• **Input for this task**
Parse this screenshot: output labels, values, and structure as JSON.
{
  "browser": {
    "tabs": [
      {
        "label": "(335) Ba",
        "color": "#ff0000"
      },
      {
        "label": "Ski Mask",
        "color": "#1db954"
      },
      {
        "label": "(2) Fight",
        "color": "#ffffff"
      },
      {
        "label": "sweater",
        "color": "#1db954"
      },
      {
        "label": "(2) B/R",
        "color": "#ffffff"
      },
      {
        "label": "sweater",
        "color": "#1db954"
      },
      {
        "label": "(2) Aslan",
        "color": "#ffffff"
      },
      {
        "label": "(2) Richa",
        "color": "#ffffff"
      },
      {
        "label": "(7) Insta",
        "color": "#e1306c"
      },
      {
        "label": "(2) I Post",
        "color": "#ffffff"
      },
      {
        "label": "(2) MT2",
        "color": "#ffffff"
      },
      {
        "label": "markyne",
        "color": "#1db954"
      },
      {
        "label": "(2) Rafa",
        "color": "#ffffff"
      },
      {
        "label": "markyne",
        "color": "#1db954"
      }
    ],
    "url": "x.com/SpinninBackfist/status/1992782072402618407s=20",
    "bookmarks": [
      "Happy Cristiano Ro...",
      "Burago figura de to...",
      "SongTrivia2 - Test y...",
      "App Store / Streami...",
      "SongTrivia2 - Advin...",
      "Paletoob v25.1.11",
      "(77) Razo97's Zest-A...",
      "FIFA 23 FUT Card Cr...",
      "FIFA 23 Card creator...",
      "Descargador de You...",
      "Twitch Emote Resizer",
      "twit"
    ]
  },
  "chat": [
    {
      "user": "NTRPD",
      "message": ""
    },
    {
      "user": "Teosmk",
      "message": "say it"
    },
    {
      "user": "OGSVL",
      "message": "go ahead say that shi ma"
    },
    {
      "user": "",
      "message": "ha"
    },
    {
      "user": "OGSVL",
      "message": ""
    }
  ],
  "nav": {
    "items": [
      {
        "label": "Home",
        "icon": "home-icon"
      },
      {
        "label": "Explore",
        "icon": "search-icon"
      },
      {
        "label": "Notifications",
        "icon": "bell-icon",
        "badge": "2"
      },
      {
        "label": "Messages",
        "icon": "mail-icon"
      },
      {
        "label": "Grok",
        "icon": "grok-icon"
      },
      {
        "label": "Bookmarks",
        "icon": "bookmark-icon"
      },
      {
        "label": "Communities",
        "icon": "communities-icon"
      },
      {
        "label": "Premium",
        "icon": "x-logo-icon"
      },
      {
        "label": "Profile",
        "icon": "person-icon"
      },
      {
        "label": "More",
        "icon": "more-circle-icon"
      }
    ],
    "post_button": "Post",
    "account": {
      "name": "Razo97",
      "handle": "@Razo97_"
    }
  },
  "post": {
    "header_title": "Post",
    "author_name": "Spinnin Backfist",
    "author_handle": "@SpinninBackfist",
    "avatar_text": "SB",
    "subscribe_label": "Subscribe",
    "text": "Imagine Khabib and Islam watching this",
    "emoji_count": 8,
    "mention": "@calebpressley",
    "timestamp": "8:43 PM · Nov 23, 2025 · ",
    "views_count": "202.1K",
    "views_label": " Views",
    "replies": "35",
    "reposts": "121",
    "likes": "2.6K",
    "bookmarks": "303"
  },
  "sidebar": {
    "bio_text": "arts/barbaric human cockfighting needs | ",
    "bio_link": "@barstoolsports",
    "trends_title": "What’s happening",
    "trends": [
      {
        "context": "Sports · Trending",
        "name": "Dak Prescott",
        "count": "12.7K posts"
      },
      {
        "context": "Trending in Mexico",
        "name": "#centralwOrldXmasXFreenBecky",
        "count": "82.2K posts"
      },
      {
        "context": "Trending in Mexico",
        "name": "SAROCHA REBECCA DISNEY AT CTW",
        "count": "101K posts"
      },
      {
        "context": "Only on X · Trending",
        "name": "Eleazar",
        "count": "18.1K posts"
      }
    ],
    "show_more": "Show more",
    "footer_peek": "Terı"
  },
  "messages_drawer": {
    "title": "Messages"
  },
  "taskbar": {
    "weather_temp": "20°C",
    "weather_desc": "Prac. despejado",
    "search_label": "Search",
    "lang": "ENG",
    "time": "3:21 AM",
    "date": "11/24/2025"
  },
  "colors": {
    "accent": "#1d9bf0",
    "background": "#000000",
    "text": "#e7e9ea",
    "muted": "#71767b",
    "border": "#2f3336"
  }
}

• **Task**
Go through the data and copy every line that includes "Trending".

• **Output**
        "context": "Sports · Trending",
        "context": "Trending in Mexico",
        "context": "Trending in Mexico",
        "context": "Only on X · Trending",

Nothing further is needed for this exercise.